Some of us love the informality of email and prefer that it resist institutionalization. Now the New Yorker reports, that two text-based professional (David Shipley, the Op-Ed editor of the Times, and Will Schwalbe, the editor-in-chief of Hyperion Books) have conjured up an email style guide.
Two years back, Slate.com suggested that the American and European sensibilites regarding email were worlds away (article), and they made some good points–the skinny–for Europeans, e-mail has replaced the business letter, and for Americans, it has replaced the telephone.
The New Yorker, which has been using umlauts in lieu of hyphens (what century are we in?), isn’t exactly the go-to guide for contemporary writing style, but its interesting to know that even the calcified are thinking about email (and other e-based communications) nowadays.
Publisher’s Weekly tells us:

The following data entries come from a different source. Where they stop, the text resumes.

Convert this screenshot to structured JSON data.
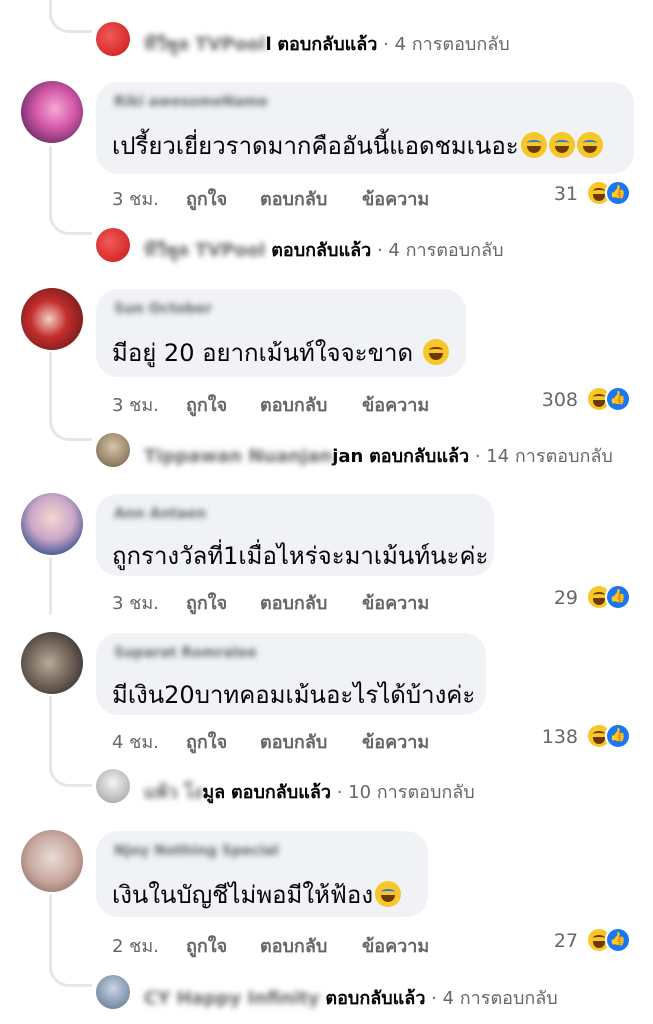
{
  "reply_summary": {
    "replied_suffix": "ตอบกลับแล้ว",
    "dot": " · "
  },
  "comments": [
    {
      "name": "Riki awesomeName",
      "text": "เปรี้ยวเยี่ยวราดมากคืออันนี้แอดชมเนอะ",
      "time": "3 ชม.",
      "like": "ถูกใจ",
      "reply": "ตอบกลับ",
      "message": "ข้อความ",
      "reactions": "31",
      "page_reply": {
        "name": "ทีวีพูล TVPool",
        "count": "4 การตอบกลับ"
      }
    },
    {
      "name": "Sun October",
      "text": "มีอยู่ 20 อยากเม้นท์ใจจะขาด",
      "time": "3 ชม.",
      "like": "ถูกใจ",
      "reply": "ตอบกลับ",
      "message": "ข้อความ",
      "reactions": "308",
      "page_reply": {
        "name_hidden": "Tippawan Nuanjan",
        "name_visible": "jan",
        "count": "14 การตอบกลับ"
      }
    },
    {
      "name": "Ann Antaen",
      "text": "ถูกรางวัลที่1เมื่อไหร่จะมาเม้นท์นะค่ะ",
      "time": "3 ชม.",
      "like": "ถูกใจ",
      "reply": "ตอบกลับ",
      "message": "ข้อความ",
      "reactions": "29"
    },
    {
      "name": "Suparat Romralee",
      "text": "มีเงิน20บาทคอมเม้นอะไรได้บ้างค่ะ",
      "time": "4 ชม.",
      "like": "ถูกใจ",
      "reply": "ตอบกลับ",
      "message": "ข้อความ",
      "reactions": "138",
      "page_reply": {
        "name_hidden": "แพ้ว โง",
        "name_visible": "มูล",
        "count": "10 การตอบกลับ"
      }
    },
    {
      "name": "Njoy Nothing Special",
      "text": "เงินในบัญชีไม่พอมีให้ฟ้อง",
      "time": "2 ชม.",
      "like": "ถูกใจ",
      "reply": "ตอบกลับ",
      "message": "ข้อความ",
      "reactions": "27",
      "page_reply": {
        "name": "CY Happy Infinity",
        "count": "4 การตอบกลับ"
      }
    }
  ],
  "top_reply": {
    "name": "ทีวีพูล TVPool",
    "visible_tail": "l",
    "count": "4 การตอบกลับ"
  },
  "icons": {
    "reaction_1": "laugh-icon",
    "reaction_2": "like-icon"
  },
  "colors": {
    "bubble": "#f0f2f5",
    "meta": "#65676b",
    "like_blue": "#1877f2",
    "laugh_yellow": "#f7c629"
  }
}
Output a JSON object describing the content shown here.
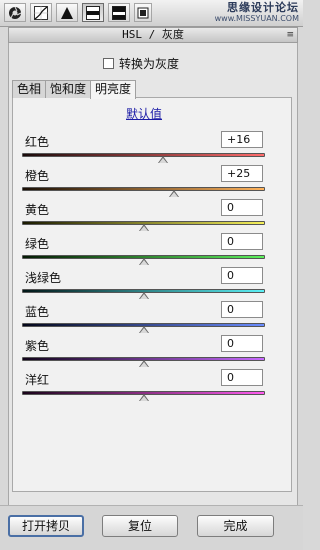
{
  "toolbar": {
    "tools": [
      {
        "icon": "aperture-icon",
        "active": false
      },
      {
        "icon": "tone-curve-icon",
        "active": false
      },
      {
        "icon": "sharpen-triangle-icon",
        "active": false
      },
      {
        "icon": "hsl-grayscale-icon",
        "active": true
      },
      {
        "icon": "split-toning-icon",
        "active": false
      },
      {
        "icon": "lens-corrections-icon",
        "active": false
      }
    ],
    "watermark_line1": "思缘设计论坛",
    "watermark_line2": "www.MISSYUAN.COM"
  },
  "panel": {
    "title": "HSL / 灰度",
    "menu_icon": "≡",
    "convert_gray_label": "转换为灰度",
    "convert_gray_checked": false,
    "tabs": [
      {
        "label": "色相",
        "active": false
      },
      {
        "label": "饱和度",
        "active": false
      },
      {
        "label": "明亮度",
        "active": true
      }
    ],
    "default_link": "默认值",
    "sliders": [
      {
        "label": "红色",
        "value": "+16",
        "numeric": 16,
        "gradient": [
          "#1a0a0a",
          "#ff6b6b"
        ]
      },
      {
        "label": "橙色",
        "value": "+25",
        "numeric": 25,
        "gradient": [
          "#1a0f05",
          "#ffb35c"
        ]
      },
      {
        "label": "黄色",
        "value": "0",
        "numeric": 0,
        "gradient": [
          "#1a1a00",
          "#f5f05a"
        ]
      },
      {
        "label": "绿色",
        "value": "0",
        "numeric": 0,
        "gradient": [
          "#031a03",
          "#5cf05c"
        ]
      },
      {
        "label": "浅绿色",
        "value": "0",
        "numeric": 0,
        "gradient": [
          "#021718",
          "#5cf0f5"
        ]
      },
      {
        "label": "蓝色",
        "value": "0",
        "numeric": 0,
        "gradient": [
          "#03061a",
          "#6a8cff"
        ]
      },
      {
        "label": "紫色",
        "value": "0",
        "numeric": 0,
        "gradient": [
          "#10031a",
          "#c86aff"
        ]
      },
      {
        "label": "洋红",
        "value": "0",
        "numeric": 0,
        "gradient": [
          "#1a031a",
          "#ff5cf0"
        ]
      }
    ]
  },
  "footer": {
    "open_copy": "打开拷贝",
    "reset": "复位",
    "done": "完成"
  }
}
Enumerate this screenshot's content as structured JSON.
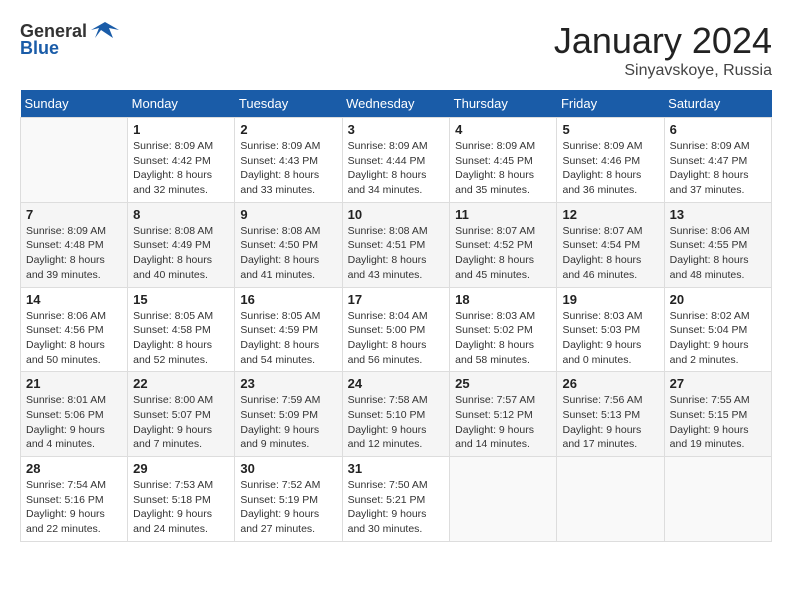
{
  "header": {
    "logo_general": "General",
    "logo_blue": "Blue",
    "title": "January 2024",
    "location": "Sinyavskoye, Russia"
  },
  "weekdays": [
    "Sunday",
    "Monday",
    "Tuesday",
    "Wednesday",
    "Thursday",
    "Friday",
    "Saturday"
  ],
  "weeks": [
    [
      {
        "day": "",
        "info": ""
      },
      {
        "day": "1",
        "info": "Sunrise: 8:09 AM\nSunset: 4:42 PM\nDaylight: 8 hours\nand 32 minutes."
      },
      {
        "day": "2",
        "info": "Sunrise: 8:09 AM\nSunset: 4:43 PM\nDaylight: 8 hours\nand 33 minutes."
      },
      {
        "day": "3",
        "info": "Sunrise: 8:09 AM\nSunset: 4:44 PM\nDaylight: 8 hours\nand 34 minutes."
      },
      {
        "day": "4",
        "info": "Sunrise: 8:09 AM\nSunset: 4:45 PM\nDaylight: 8 hours\nand 35 minutes."
      },
      {
        "day": "5",
        "info": "Sunrise: 8:09 AM\nSunset: 4:46 PM\nDaylight: 8 hours\nand 36 minutes."
      },
      {
        "day": "6",
        "info": "Sunrise: 8:09 AM\nSunset: 4:47 PM\nDaylight: 8 hours\nand 37 minutes."
      }
    ],
    [
      {
        "day": "7",
        "info": "Sunrise: 8:09 AM\nSunset: 4:48 PM\nDaylight: 8 hours\nand 39 minutes."
      },
      {
        "day": "8",
        "info": "Sunrise: 8:08 AM\nSunset: 4:49 PM\nDaylight: 8 hours\nand 40 minutes."
      },
      {
        "day": "9",
        "info": "Sunrise: 8:08 AM\nSunset: 4:50 PM\nDaylight: 8 hours\nand 41 minutes."
      },
      {
        "day": "10",
        "info": "Sunrise: 8:08 AM\nSunset: 4:51 PM\nDaylight: 8 hours\nand 43 minutes."
      },
      {
        "day": "11",
        "info": "Sunrise: 8:07 AM\nSunset: 4:52 PM\nDaylight: 8 hours\nand 45 minutes."
      },
      {
        "day": "12",
        "info": "Sunrise: 8:07 AM\nSunset: 4:54 PM\nDaylight: 8 hours\nand 46 minutes."
      },
      {
        "day": "13",
        "info": "Sunrise: 8:06 AM\nSunset: 4:55 PM\nDaylight: 8 hours\nand 48 minutes."
      }
    ],
    [
      {
        "day": "14",
        "info": "Sunrise: 8:06 AM\nSunset: 4:56 PM\nDaylight: 8 hours\nand 50 minutes."
      },
      {
        "day": "15",
        "info": "Sunrise: 8:05 AM\nSunset: 4:58 PM\nDaylight: 8 hours\nand 52 minutes."
      },
      {
        "day": "16",
        "info": "Sunrise: 8:05 AM\nSunset: 4:59 PM\nDaylight: 8 hours\nand 54 minutes."
      },
      {
        "day": "17",
        "info": "Sunrise: 8:04 AM\nSunset: 5:00 PM\nDaylight: 8 hours\nand 56 minutes."
      },
      {
        "day": "18",
        "info": "Sunrise: 8:03 AM\nSunset: 5:02 PM\nDaylight: 8 hours\nand 58 minutes."
      },
      {
        "day": "19",
        "info": "Sunrise: 8:03 AM\nSunset: 5:03 PM\nDaylight: 9 hours\nand 0 minutes."
      },
      {
        "day": "20",
        "info": "Sunrise: 8:02 AM\nSunset: 5:04 PM\nDaylight: 9 hours\nand 2 minutes."
      }
    ],
    [
      {
        "day": "21",
        "info": "Sunrise: 8:01 AM\nSunset: 5:06 PM\nDaylight: 9 hours\nand 4 minutes."
      },
      {
        "day": "22",
        "info": "Sunrise: 8:00 AM\nSunset: 5:07 PM\nDaylight: 9 hours\nand 7 minutes."
      },
      {
        "day": "23",
        "info": "Sunrise: 7:59 AM\nSunset: 5:09 PM\nDaylight: 9 hours\nand 9 minutes."
      },
      {
        "day": "24",
        "info": "Sunrise: 7:58 AM\nSunset: 5:10 PM\nDaylight: 9 hours\nand 12 minutes."
      },
      {
        "day": "25",
        "info": "Sunrise: 7:57 AM\nSunset: 5:12 PM\nDaylight: 9 hours\nand 14 minutes."
      },
      {
        "day": "26",
        "info": "Sunrise: 7:56 AM\nSunset: 5:13 PM\nDaylight: 9 hours\nand 17 minutes."
      },
      {
        "day": "27",
        "info": "Sunrise: 7:55 AM\nSunset: 5:15 PM\nDaylight: 9 hours\nand 19 minutes."
      }
    ],
    [
      {
        "day": "28",
        "info": "Sunrise: 7:54 AM\nSunset: 5:16 PM\nDaylight: 9 hours\nand 22 minutes."
      },
      {
        "day": "29",
        "info": "Sunrise: 7:53 AM\nSunset: 5:18 PM\nDaylight: 9 hours\nand 24 minutes."
      },
      {
        "day": "30",
        "info": "Sunrise: 7:52 AM\nSunset: 5:19 PM\nDaylight: 9 hours\nand 27 minutes."
      },
      {
        "day": "31",
        "info": "Sunrise: 7:50 AM\nSunset: 5:21 PM\nDaylight: 9 hours\nand 30 minutes."
      },
      {
        "day": "",
        "info": ""
      },
      {
        "day": "",
        "info": ""
      },
      {
        "day": "",
        "info": ""
      }
    ]
  ]
}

Shipley and Schwalbe…explain why people so often say “incredibly stupid things” in their outgoing messages. “Email has a tendency to encourage the lesser angels of our nature,” they note. They also offer “seven big reasons to love email,” along with quick guides to instant messaging and e-mail technology, all the while urging us to “think before [we] send.”
Ok, maybe their intention is not horrible, so if you must check out their book, “Send: The Essential Guide to Email for Office and Home” is on sale today everywhere (Amazon listing).